Your goal:
Copy the entries below word for word, minus the pictures.

___ Input records

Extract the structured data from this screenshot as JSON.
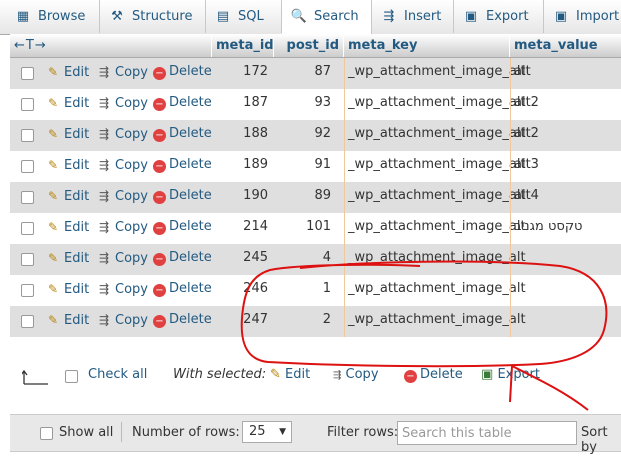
{
  "tabs": [
    {
      "label": "Browse",
      "icon": "browse-icon",
      "glyph": "▦"
    },
    {
      "label": "Structure",
      "icon": "structure-icon",
      "glyph": "⚒"
    },
    {
      "label": "SQL",
      "icon": "sql-icon",
      "glyph": "▤"
    },
    {
      "label": "Search",
      "icon": "search-icon",
      "glyph": "🔍"
    },
    {
      "label": "Insert",
      "icon": "insert-icon",
      "glyph": "⇶"
    },
    {
      "label": "Export",
      "icon": "export-icon",
      "glyph": "▣"
    },
    {
      "label": "Import",
      "icon": "import-icon",
      "glyph": "▣"
    }
  ],
  "header": {
    "arrows": "←T→",
    "columns": [
      "meta_id",
      "post_id",
      "meta_key",
      "meta_value"
    ]
  },
  "actions": {
    "edit": "Edit",
    "copy": "Copy",
    "delete": "Delete"
  },
  "rows": [
    {
      "meta_id": "172",
      "post_id": "87",
      "meta_key": "_wp_attachment_image_alt",
      "meta_value": "alt"
    },
    {
      "meta_id": "187",
      "post_id": "93",
      "meta_key": "_wp_attachment_image_alt",
      "meta_value": "alt2"
    },
    {
      "meta_id": "188",
      "post_id": "92",
      "meta_key": "_wp_attachment_image_alt",
      "meta_value": "alt2"
    },
    {
      "meta_id": "189",
      "post_id": "91",
      "meta_key": "_wp_attachment_image_alt",
      "meta_value": "alt3"
    },
    {
      "meta_id": "190",
      "post_id": "89",
      "meta_key": "_wp_attachment_image_alt",
      "meta_value": "alt4"
    },
    {
      "meta_id": "214",
      "post_id": "101",
      "meta_key": "_wp_attachment_image_alt",
      "meta_value": "טקסט מגניב"
    },
    {
      "meta_id": "245",
      "post_id": "4",
      "meta_key": "_wp_attachment_image_alt",
      "meta_value": ""
    },
    {
      "meta_id": "246",
      "post_id": "1",
      "meta_key": "_wp_attachment_image_alt",
      "meta_value": ""
    },
    {
      "meta_id": "247",
      "post_id": "2",
      "meta_key": "_wp_attachment_image_alt",
      "meta_value": ""
    }
  ],
  "bulk": {
    "check_all": "Check all",
    "with_selected": "With selected:",
    "edit": "Edit",
    "copy": "Copy",
    "delete": "Delete",
    "export": "Export"
  },
  "nav": {
    "show_all": "Show all",
    "rows_label": "Number of rows:",
    "rows_value": "25",
    "filter_label": "Filter rows:",
    "filter_placeholder": "Search this table",
    "sort_label": "Sort by"
  },
  "colors": {
    "link": "#235a81",
    "annotation": "#dd1111"
  }
}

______

Solution for this task:
Extract the structured data from this screenshot as JSON.
{
  "tabs": [
    {
      "label": "Browse",
      "icon": "browse-icon",
      "glyph": "▦"
    },
    {
      "label": "Structure",
      "icon": "structure-icon",
      "glyph": "⚒"
    },
    {
      "label": "SQL",
      "icon": "sql-icon",
      "glyph": "▤"
    },
    {
      "label": "Search",
      "icon": "search-icon",
      "glyph": "🔍"
    },
    {
      "label": "Insert",
      "icon": "insert-icon",
      "glyph": "⇶"
    },
    {
      "label": "Export",
      "icon": "export-icon",
      "glyph": "▣"
    },
    {
      "label": "Import",
      "icon": "import-icon",
      "glyph": "▣"
    }
  ],
  "header": {
    "arrows": "←T→",
    "columns": [
      "meta_id",
      "post_id",
      "meta_key",
      "meta_value"
    ]
  },
  "actions": {
    "edit": "Edit",
    "copy": "Copy",
    "delete": "Delete"
  },
  "rows": [
    {
      "meta_id": "172",
      "post_id": "87",
      "meta_key": "_wp_attachment_image_alt",
      "meta_value": "alt"
    },
    {
      "meta_id": "187",
      "post_id": "93",
      "meta_key": "_wp_attachment_image_alt",
      "meta_value": "alt2"
    },
    {
      "meta_id": "188",
      "post_id": "92",
      "meta_key": "_wp_attachment_image_alt",
      "meta_value": "alt2"
    },
    {
      "meta_id": "189",
      "post_id": "91",
      "meta_key": "_wp_attachment_image_alt",
      "meta_value": "alt3"
    },
    {
      "meta_id": "190",
      "post_id": "89",
      "meta_key": "_wp_attachment_image_alt",
      "meta_value": "alt4"
    },
    {
      "meta_id": "214",
      "post_id": "101",
      "meta_key": "_wp_attachment_image_alt",
      "meta_value": "טקסט מגניב"
    },
    {
      "meta_id": "245",
      "post_id": "4",
      "meta_key": "_wp_attachment_image_alt",
      "meta_value": ""
    },
    {
      "meta_id": "246",
      "post_id": "1",
      "meta_key": "_wp_attachment_image_alt",
      "meta_value": ""
    },
    {
      "meta_id": "247",
      "post_id": "2",
      "meta_key": "_wp_attachment_image_alt",
      "meta_value": ""
    }
  ],
  "bulk": {
    "check_all": "Check all",
    "with_selected": "With selected:",
    "edit": "Edit",
    "copy": "Copy",
    "delete": "Delete",
    "export": "Export"
  },
  "nav": {
    "show_all": "Show all",
    "rows_label": "Number of rows:",
    "rows_value": "25",
    "filter_label": "Filter rows:",
    "filter_placeholder": "Search this table",
    "sort_label": "Sort by"
  },
  "colors": {
    "link": "#235a81",
    "annotation": "#dd1111"
  }
}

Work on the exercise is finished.